I don't promote government failure, I expect it. And my expectations are met fairly often. What I promote is the idea that more people share my expectations, so fewer people are harmed by government failure, and so we can stop this slide toward increasingly large portions of our lives being subject to the whims, interests, and prejudices of politicians.
I will concede that there's a problem, here. In the private sector failure leads to obsolescence (unless you happen to work for a portion of the private sector that politicians think should be preserved in spite of failure). When government fails, people like Dinauer and, well, the government claim it's a sign that we need more government. It's not that government did a poor job, or is a poor mechanism for addressing that particular problem, it's that there just wasn't enough government. Of course, the same people will point to what they call government success as, also, a good argument for more government.
It's a nifty trick.
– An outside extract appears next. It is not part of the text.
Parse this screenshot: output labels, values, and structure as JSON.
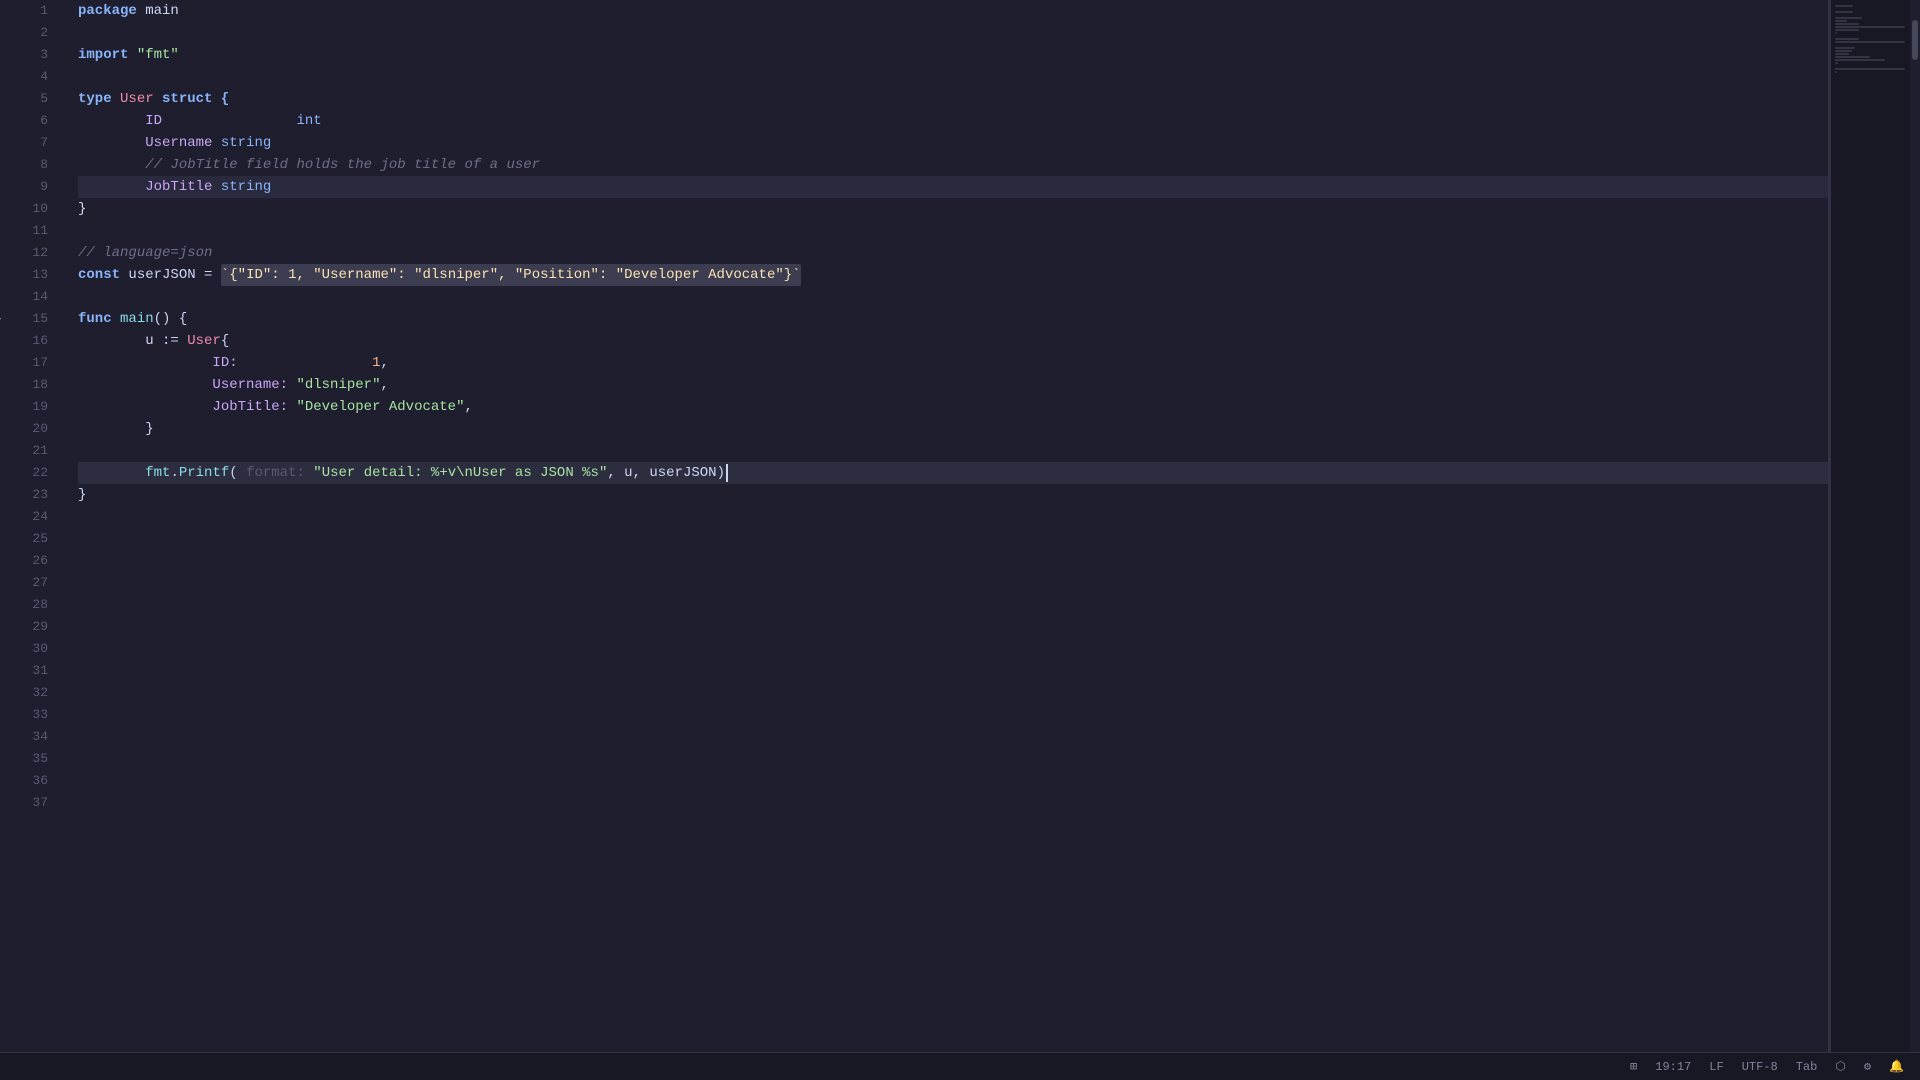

The right does it with national security. The fact that we haven't had a major terrorist attack since September 11, 2001 proves that the Bush administration's heavy-handed, high-security approach to fighting terrorism worked! But if we had suffered another attack, the same people would have been arguing that we need to surrender more of our civil liberties to the security state. Two sides. Same coin.